▸ Record extracts
------------------------
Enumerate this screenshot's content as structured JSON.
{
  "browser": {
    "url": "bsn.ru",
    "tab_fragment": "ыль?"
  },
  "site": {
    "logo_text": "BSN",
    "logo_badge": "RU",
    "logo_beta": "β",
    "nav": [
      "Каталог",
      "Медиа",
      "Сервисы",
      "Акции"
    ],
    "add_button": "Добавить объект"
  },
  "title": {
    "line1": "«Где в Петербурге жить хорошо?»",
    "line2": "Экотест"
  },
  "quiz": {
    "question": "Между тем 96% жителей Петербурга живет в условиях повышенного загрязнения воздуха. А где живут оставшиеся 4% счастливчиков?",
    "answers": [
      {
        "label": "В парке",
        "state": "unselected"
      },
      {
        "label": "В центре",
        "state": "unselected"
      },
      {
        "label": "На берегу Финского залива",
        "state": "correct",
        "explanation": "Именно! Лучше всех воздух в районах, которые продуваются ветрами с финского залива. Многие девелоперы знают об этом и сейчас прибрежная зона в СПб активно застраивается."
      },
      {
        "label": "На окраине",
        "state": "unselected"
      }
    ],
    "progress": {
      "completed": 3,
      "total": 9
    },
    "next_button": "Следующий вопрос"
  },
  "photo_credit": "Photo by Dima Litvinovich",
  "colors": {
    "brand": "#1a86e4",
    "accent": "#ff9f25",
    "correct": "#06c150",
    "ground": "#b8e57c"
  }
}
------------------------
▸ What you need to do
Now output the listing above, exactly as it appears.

▸ Completed task
Enumerate this screenshot's content as structured JSON.
{
  "browser": {
    "url": "bsn.ru",
    "tab_fragment": "ыль?"
  },
  "site": {
    "logo_text": "BSN",
    "logo_badge": "RU",
    "logo_beta": "β",
    "nav": [
      "Каталог",
      "Медиа",
      "Сервисы",
      "Акции"
    ],
    "add_button": "Добавить объект"
  },
  "title": {
    "line1": "«Где в Петербурге жить хорошо?»",
    "line2": "Экотест"
  },
  "quiz": {
    "question": "Между тем 96% жителей Петербурга живет в условиях повышенного загрязнения воздуха. А где живут оставшиеся 4% счастливчиков?",
    "answers": [
      {
        "label": "В парке",
        "state": "unselected"
      },
      {
        "label": "В центре",
        "state": "unselected"
      },
      {
        "label": "На берегу Финского залива",
        "state": "correct",
        "explanation": "Именно! Лучше всех воздух в районах, которые продуваются ветрами с финского залива. Многие девелоперы знают об этом и сейчас прибрежная зона в СПб активно застраивается."
      },
      {
        "label": "На окраине",
        "state": "unselected"
      }
    ],
    "progress": {
      "completed": 3,
      "total": 9
    },
    "next_button": "Следующий вопрос"
  },
  "photo_credit": "Photo by Dima Litvinovich",
  "colors": {
    "brand": "#1a86e4",
    "accent": "#ff9f25",
    "correct": "#06c150",
    "ground": "#b8e57c"
  }
}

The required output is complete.